Once the preceding band’s gear is off the stage and your amp or drums are line-tested and set up and you have a few minutes to spare there is NO REASON to stay on the stage. Granted, in small venues there are times that a drummer may have a difficult route to negotiate so may need to stay on the stage. But there is no excuse for sitting there tuning drums and tapping unless absolutely necessary. A drummer will not understand why this is, so we may have to explain this to them. It is a truth of live music that the atmosphere of anticipation of a good, hard rocking is much more palpable and dramatic without the backdrop of BONG, BONG, PLOP reverberating across the venue.

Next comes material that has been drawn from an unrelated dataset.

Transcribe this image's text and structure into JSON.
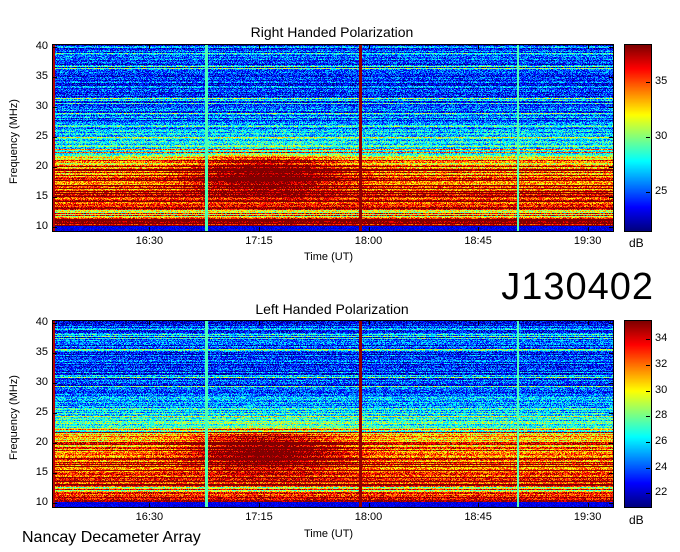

Once your gear is set-up, get off the stage. Get into a group. Maybe even a little football-team huddle. Focus on what you’re about to do. When the time is right, storm the stage, with purpose, wave to the crowd, together. Would you believe that an experienced band can get a round of cheers to a room of complete strangers by doing this before even playing a note? They can, we can and YOU CAN just by looking the part and acting the part. Even if the venue is so small it has no backstage, or even stage, to speak of, a band can still get to the side and then, at the right time, descend on their gear together. This will still get a reaction.

Wave your hands in the air like you mean it… and they will too. It’s science.

Wave your hands in the air like you mean it… and they will too. It’s science.

Simply put, an empty stage is a metaphor. It symbolises the potential of the new band about to fill it. Stormed by a band with purpose and swagger at the right moment it fills with excitement. Then ‘Hello, we are The Ferret’s’ is performed, rather than just happening.


Another question is, is the ‘Hello, we are The Ferret’s’ really what you want to do? As I said, many bands can pull this generic entrance off but there are so many alternatives to this that are way more effective. A great trick to grab the crowd’s attention is to simply crash down as loud and hard as you can together on crash cymbals and open strings repeatedly to really create some impact before kicking into the first song. Another way to approach it is opening with a short instrumental piece, perhaps simply an extended intro of your first song. I enjoy an instrumental set-opener because it allows you to get used to the sound of the room and the feel of your instrument before starting to sing or go into a song for real. The right piece of music can really build up an atmosphere before the songs start. A way that we will often approach an intro is to come on stage together, without the vocalist, and play a short instrumental before pausing and letting the vocalist walk on, which really ramps up the drama and aura around the singer.

The right theme music can get them moving before you even come on...

The right theme music can get them moving before you even come on...

A final option you might well want to think about is if your intro could be complimented by theme music? The intro music of a good TV show, film or such can work wonders to set the scene for the carnage you are about to unleash. Most sound guys will be totally happy to whack a CD on for you if you sort it in advance.

So there we are. Remember, it’s not my intention to say one way is right and one is wrong. It’s my intention to get you asking yourself which of these options is right for you, rather than not thinking about it until you’ve already started the gig.

Next week in ‘From The Garage to the Stage’ we’ll deal with the dark art of writing a setlist. Not just throwing a few songs on a list, but putting together a flow of music that will maximise the impact and impression you make with that thirty minutes you have up there. See you next Wednesday!

Remember, you can read the next seven parts as they go up every Wednesday on the Songeist blog. While you're waiting for those, go buy Sonic Boom Six's ace records. Because you should.